▸ **Problem details**:
Count all lines holding "Services" in the data below and say the number, nothing more.

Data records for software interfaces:
---
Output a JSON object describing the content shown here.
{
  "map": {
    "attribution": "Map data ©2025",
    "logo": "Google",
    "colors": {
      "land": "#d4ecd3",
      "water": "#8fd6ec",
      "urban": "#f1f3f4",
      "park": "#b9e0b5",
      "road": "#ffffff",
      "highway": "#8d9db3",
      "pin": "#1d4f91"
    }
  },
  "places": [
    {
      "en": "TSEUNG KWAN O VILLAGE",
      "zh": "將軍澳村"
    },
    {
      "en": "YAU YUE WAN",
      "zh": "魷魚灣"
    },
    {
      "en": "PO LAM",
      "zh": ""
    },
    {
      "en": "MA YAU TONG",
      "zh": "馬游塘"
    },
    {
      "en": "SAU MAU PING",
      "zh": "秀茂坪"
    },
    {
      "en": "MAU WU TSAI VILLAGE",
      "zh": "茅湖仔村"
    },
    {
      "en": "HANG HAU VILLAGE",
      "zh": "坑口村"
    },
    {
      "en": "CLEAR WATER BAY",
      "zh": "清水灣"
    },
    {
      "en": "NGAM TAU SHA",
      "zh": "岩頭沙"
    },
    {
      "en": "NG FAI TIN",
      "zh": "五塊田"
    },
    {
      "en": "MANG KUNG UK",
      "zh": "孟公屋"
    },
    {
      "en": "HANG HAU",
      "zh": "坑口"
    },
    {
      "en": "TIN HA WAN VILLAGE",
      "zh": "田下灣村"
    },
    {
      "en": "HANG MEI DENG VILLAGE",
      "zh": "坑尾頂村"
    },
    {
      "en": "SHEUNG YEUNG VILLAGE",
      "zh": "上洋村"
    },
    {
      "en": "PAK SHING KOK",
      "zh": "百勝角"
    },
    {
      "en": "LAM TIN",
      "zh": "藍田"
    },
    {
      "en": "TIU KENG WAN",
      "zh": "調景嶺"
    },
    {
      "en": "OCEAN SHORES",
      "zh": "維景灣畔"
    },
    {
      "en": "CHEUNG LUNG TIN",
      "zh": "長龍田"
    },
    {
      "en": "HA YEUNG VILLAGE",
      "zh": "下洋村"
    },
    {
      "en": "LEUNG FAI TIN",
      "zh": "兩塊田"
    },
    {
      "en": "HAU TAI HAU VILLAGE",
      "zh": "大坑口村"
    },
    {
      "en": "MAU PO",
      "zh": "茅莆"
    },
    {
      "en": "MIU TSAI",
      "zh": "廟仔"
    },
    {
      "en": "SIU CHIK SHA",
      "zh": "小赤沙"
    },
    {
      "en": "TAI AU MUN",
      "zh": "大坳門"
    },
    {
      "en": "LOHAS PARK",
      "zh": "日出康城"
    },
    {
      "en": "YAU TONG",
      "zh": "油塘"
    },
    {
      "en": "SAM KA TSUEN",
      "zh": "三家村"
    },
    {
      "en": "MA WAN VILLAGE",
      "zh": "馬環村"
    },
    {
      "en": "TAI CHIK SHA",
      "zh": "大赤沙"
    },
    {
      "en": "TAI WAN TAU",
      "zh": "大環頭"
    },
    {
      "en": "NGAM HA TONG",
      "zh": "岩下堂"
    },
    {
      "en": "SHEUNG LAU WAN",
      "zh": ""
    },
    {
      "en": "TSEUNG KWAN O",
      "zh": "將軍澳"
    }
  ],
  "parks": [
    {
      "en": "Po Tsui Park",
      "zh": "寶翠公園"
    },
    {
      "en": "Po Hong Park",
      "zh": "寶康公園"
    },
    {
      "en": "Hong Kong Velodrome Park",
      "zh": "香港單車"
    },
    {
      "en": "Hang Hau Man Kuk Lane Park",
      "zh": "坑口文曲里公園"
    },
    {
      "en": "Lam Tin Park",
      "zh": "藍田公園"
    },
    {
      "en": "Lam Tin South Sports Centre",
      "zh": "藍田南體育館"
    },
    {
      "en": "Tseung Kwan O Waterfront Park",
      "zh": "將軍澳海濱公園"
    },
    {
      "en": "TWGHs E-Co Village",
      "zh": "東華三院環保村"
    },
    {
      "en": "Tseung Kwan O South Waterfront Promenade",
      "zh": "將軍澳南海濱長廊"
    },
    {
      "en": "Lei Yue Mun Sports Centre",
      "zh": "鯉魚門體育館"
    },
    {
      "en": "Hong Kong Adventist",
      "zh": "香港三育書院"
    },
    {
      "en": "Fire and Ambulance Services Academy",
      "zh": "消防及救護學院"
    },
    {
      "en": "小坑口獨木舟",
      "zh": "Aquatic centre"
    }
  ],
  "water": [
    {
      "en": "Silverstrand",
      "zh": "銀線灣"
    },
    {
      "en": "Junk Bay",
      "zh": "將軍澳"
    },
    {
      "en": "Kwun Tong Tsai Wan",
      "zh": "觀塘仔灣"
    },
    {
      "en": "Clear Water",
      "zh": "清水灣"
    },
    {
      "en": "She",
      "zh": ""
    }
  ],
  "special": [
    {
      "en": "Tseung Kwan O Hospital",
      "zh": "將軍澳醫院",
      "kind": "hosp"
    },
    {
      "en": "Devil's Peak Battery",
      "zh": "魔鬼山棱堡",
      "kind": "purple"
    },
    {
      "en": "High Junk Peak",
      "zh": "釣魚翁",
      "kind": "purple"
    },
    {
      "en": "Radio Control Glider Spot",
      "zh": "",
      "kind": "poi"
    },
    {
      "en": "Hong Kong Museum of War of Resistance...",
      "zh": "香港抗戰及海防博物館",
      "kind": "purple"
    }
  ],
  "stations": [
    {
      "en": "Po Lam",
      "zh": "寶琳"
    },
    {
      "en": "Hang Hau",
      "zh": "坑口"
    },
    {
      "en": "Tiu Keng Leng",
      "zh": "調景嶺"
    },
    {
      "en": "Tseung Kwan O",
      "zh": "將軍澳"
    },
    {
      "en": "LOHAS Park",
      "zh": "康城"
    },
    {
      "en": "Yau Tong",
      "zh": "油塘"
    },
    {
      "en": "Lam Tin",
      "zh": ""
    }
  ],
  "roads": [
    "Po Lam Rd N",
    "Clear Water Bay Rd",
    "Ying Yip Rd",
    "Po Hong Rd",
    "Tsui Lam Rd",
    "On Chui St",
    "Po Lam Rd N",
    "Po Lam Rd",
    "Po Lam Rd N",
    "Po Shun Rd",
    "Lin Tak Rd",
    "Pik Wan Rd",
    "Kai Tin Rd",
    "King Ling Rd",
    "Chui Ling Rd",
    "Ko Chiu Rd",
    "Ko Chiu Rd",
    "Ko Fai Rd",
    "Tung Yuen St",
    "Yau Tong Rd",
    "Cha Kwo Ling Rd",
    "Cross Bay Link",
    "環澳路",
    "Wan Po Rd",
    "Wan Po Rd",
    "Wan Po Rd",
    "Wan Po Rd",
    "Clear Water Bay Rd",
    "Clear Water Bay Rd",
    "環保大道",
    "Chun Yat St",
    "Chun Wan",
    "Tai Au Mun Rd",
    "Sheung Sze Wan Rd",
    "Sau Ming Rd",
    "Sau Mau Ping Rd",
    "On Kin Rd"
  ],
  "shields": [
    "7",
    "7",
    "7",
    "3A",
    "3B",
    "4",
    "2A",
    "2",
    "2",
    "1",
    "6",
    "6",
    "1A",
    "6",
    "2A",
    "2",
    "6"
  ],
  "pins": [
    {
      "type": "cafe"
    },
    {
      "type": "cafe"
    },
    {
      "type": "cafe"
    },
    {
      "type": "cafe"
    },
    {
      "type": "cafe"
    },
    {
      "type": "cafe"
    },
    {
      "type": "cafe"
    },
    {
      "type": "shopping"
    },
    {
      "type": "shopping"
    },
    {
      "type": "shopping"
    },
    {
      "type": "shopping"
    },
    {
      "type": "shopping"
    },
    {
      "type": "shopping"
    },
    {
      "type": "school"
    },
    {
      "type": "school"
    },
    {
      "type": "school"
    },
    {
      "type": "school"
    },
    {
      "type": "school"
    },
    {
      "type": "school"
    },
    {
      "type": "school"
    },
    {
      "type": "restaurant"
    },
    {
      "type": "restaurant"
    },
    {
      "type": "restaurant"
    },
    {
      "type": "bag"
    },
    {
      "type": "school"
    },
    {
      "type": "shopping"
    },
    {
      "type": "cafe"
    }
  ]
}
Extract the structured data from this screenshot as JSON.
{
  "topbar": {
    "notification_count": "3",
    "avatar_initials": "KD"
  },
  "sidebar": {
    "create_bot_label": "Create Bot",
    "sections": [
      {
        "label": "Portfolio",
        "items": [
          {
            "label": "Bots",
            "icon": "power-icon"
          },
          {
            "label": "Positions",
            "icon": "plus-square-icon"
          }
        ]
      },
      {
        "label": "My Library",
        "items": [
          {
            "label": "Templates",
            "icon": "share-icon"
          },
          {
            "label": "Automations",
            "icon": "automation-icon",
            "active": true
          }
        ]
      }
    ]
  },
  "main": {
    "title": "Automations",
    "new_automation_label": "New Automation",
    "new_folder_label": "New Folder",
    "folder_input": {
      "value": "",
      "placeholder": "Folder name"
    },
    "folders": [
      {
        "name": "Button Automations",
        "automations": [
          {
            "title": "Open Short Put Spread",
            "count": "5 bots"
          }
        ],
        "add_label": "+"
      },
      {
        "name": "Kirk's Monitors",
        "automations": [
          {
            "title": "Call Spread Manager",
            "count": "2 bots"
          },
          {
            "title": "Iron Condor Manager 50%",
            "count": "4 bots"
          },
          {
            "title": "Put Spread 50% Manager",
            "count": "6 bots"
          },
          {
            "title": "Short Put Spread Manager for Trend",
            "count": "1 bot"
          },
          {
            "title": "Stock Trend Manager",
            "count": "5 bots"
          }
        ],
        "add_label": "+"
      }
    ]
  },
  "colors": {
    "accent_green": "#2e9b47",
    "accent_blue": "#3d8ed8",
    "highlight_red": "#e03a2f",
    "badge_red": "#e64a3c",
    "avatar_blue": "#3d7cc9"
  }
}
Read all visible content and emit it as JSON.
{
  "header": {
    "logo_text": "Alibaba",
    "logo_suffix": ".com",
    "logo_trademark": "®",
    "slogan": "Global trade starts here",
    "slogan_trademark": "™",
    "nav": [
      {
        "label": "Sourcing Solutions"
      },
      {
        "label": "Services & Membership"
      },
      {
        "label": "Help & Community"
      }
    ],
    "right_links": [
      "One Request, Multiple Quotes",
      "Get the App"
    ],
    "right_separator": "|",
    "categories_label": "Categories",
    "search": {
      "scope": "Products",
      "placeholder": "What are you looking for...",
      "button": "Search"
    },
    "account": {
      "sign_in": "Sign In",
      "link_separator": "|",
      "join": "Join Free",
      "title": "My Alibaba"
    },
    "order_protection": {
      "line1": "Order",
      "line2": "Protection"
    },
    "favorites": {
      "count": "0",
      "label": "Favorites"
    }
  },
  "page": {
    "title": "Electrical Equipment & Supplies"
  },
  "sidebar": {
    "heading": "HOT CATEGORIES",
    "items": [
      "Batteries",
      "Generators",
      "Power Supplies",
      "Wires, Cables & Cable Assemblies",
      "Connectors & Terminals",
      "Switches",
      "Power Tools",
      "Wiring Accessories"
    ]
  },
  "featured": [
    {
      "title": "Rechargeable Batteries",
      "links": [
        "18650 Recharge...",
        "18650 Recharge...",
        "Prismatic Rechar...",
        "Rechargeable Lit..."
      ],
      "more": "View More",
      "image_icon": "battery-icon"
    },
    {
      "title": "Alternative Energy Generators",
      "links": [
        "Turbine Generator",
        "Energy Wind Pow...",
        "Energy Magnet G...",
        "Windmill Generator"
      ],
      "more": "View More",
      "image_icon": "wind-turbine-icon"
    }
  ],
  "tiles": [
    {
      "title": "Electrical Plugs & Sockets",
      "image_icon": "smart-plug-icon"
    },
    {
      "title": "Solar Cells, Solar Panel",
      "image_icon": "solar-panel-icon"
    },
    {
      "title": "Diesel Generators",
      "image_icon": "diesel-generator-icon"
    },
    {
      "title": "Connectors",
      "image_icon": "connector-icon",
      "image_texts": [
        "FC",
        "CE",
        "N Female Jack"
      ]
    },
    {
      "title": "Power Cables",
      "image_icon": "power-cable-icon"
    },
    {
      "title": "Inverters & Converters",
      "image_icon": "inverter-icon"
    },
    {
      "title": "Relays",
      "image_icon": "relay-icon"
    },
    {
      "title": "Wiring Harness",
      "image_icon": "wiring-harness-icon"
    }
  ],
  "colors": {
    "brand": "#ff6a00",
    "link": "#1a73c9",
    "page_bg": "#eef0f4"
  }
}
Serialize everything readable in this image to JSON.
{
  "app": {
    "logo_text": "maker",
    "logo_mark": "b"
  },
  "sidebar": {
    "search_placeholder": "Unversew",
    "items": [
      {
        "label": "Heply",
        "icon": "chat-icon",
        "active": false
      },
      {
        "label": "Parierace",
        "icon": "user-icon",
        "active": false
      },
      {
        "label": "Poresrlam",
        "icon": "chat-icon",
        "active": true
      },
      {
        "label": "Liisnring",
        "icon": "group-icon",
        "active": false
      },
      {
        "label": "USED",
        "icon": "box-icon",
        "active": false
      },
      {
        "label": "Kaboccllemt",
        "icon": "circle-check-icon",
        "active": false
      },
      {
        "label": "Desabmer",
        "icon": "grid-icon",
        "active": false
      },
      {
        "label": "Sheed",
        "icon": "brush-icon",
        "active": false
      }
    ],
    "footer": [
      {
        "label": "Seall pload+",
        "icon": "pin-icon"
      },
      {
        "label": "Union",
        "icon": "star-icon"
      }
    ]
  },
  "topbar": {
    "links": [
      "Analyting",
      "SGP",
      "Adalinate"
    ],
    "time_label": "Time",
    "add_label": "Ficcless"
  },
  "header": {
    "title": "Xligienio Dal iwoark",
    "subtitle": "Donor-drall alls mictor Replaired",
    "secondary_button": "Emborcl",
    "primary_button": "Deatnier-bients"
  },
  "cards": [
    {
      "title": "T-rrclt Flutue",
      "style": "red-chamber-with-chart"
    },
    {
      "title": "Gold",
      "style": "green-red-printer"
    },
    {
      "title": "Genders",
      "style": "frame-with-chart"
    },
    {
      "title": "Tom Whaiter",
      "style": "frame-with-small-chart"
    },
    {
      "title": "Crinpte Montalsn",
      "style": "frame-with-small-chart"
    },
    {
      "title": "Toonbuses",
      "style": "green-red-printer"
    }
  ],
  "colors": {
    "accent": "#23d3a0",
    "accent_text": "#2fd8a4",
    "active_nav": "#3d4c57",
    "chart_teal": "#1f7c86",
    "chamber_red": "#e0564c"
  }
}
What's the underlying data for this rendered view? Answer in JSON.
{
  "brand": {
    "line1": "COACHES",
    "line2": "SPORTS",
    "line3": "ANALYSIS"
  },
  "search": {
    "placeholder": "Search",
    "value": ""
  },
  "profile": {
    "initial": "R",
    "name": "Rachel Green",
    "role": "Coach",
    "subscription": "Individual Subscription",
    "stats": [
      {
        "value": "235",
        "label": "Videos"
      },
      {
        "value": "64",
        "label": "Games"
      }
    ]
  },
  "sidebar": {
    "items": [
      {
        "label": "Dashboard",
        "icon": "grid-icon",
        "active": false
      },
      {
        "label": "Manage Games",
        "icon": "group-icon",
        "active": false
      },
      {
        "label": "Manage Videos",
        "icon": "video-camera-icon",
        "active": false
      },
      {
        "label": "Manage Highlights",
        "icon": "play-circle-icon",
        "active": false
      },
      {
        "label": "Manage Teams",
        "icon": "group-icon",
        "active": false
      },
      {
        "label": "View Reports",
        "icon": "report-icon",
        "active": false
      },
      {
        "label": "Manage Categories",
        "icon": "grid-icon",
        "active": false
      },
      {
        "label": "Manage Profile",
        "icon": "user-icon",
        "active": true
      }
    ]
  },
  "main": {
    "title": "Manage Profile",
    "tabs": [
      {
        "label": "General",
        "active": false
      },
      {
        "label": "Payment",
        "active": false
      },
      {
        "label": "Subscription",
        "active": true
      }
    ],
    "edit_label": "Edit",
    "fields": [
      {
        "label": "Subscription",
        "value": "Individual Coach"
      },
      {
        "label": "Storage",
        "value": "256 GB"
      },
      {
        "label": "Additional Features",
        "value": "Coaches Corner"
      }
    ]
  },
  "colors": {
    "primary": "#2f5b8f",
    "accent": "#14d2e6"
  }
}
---
▸ **Task result**:
2